Separation for the Purpose of Reconcliliation

Aug 29, 2022

Fifty percent of all marriages in this country end in divorce. Christian marriages are no different than non-Christian marriage when it comes to this statistic. 65% of all divorces are due to infidelity. Sexual sin and brokenness bring hurt and devastation to many marriages.

Restoration is possible. Many couples don’t find the restoration they desire because the thing they need most is the thing that feels the most counter-intuitive…separation.

While every situation is different; every person is different; every marriage is different; we almost always advise couples navigating infidelity to separate.

Separation after an affair is the opposite of what you think should happen. Shouldn’t you beg them to come home? Shouldn’t you promise you will do anything if they will just choose you? Shouldn’t you try to prove how much you love them? Shouldn’t you overlook their infidelity and just hope you can convince them to love you again?

Separation was something that Trisha would have never chose on her own…in fact she begged me to come home. But our marriage is restored today because she listened to a counselor from Focus on the Family when they advised her to kick me out.

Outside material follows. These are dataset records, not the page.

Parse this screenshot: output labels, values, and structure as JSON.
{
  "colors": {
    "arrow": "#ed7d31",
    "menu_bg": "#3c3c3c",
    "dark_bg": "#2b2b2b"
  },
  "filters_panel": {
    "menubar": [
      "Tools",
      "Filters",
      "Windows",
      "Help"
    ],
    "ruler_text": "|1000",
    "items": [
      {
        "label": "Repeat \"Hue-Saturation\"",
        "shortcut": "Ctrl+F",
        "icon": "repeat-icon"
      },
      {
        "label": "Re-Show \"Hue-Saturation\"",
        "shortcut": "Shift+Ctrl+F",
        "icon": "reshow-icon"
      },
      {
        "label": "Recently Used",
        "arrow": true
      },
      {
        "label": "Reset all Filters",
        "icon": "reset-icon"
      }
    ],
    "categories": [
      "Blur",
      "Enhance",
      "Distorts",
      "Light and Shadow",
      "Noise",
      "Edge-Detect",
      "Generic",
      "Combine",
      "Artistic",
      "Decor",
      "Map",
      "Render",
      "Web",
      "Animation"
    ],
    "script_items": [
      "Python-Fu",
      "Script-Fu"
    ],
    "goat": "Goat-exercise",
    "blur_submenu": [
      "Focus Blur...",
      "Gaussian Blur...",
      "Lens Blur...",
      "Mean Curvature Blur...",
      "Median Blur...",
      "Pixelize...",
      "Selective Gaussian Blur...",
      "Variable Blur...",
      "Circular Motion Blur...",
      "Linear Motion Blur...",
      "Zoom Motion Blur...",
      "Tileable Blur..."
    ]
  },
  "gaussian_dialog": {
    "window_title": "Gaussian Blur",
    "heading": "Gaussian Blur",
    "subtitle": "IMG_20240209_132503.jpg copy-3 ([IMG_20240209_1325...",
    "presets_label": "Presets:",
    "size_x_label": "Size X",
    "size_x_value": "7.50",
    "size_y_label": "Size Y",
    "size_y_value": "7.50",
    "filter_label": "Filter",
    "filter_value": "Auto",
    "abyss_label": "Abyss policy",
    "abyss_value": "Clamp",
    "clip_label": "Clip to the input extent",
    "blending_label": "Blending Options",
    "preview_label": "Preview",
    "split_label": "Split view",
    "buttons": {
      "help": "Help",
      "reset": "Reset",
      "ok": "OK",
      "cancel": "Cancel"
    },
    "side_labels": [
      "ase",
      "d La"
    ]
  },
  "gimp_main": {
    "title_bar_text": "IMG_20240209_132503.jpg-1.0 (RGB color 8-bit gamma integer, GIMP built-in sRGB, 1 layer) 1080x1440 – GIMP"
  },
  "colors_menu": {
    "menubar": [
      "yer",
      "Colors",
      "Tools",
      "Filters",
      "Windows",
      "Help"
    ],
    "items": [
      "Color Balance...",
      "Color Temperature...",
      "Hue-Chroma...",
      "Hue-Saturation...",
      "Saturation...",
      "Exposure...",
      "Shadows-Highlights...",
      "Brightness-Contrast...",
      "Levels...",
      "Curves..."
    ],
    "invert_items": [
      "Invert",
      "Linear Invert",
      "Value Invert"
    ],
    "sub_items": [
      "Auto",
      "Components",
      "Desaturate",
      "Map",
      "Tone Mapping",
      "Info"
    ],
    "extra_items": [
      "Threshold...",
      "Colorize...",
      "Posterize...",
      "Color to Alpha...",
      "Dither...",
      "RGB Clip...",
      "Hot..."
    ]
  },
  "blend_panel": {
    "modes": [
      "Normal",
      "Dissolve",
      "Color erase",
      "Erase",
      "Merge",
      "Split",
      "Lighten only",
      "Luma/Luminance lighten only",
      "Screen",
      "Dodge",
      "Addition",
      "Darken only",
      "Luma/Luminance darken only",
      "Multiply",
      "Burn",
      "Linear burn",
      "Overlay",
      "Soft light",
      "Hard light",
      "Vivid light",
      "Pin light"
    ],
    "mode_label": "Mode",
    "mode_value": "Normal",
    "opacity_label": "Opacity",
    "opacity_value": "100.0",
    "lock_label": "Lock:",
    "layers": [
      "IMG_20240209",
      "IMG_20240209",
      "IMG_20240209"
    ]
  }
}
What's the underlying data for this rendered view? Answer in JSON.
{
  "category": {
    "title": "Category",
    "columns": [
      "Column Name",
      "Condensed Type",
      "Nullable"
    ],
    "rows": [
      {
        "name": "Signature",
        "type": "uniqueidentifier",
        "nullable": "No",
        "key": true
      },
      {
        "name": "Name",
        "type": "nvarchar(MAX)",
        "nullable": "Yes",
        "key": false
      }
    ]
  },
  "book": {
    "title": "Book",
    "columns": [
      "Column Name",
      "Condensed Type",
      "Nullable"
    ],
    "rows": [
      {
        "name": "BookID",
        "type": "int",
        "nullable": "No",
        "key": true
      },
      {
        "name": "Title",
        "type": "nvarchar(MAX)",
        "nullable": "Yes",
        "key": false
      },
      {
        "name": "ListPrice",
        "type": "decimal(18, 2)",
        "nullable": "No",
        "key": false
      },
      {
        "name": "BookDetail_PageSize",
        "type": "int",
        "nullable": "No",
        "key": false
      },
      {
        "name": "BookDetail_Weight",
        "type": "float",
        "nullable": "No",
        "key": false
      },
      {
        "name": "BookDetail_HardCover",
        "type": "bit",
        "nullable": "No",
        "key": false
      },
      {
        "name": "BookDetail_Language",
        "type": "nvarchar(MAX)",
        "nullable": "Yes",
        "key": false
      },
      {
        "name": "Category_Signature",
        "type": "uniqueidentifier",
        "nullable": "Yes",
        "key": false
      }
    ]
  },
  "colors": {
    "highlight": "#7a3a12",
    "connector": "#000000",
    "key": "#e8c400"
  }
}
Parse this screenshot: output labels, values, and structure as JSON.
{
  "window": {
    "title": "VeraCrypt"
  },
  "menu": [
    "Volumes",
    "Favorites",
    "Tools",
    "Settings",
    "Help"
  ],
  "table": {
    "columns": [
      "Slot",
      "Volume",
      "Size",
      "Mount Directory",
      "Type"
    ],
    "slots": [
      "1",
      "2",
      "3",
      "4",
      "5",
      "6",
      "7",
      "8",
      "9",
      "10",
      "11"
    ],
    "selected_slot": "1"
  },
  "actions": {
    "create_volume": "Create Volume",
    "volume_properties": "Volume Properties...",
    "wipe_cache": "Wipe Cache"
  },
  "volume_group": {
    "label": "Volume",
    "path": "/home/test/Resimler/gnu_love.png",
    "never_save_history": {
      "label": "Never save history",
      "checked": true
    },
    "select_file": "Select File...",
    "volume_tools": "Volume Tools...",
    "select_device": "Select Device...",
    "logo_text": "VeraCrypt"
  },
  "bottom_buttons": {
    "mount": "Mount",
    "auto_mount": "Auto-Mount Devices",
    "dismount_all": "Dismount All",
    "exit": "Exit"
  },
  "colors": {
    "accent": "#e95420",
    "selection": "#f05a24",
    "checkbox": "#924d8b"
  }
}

We believe in restoration. We believe God can bring any marriage back from the dead. We believe that there is no one, and no marriage beyond the radical redemptive power of Christ. But separation gives each person the time and space to pursue what only Christ can give.

Here are the benefits of separation for the purpose of reconciliation:

1. Separation prevents more damage being done because of proximity.

Separation sets boundaries. Separation creates ground rules. Separation allows each person to heal without having to share space when one or both aren’t emotionally ready for a conversation or confrontation.

2. Separation can help foster brokenness and repentance.

 For me personally, separation broke me. Separation caused me to realize the severe consequences of my choices. Separation brought a huge dose of reality to what my life would be like seeing my kids on Wednesday and every other weekend. Separation allowed me to seek God and find desperation for Him even above my desire to be married.

3. Separation brings a sense of appreciation and anticipation back into the relationship. 

 When a husband and wife choose separation, it gives that relationship a chance to hit the reset button. They begin to appreciate each other again. They miss one another. They don’t take each other for granted as easily, because they get a front row seat to what life could be like without the other. Separation can bring both spouses to a place of gratitude. Gratitude is the antidote to entitlement.

Separation works when both people are committed to restoration. Separation works when both spouses are willing to own the dysfunction they brought into their marriage. Separation works when both husband and wife are committed to allowing God to change them and heal them as they work toward living together again. (Separation also only works if both are committed to marriage counseling.)

Should everyone who has experienced an affair separate? No. Should everyone consider it and talk about it with a counselor? Yes.

Not separating appears easier. Not separating saves others perception of you. Not separating allows you to pretend like things are okay even though they aren’t. Our experience is that not separating often cuts short the healing process.

There are no shortcuts to recovering from an affair. The path is long and it hurts like hell. There are times that you will have to choose the exact opposite of what you feel, so you can have the opposite of an affair…restoration.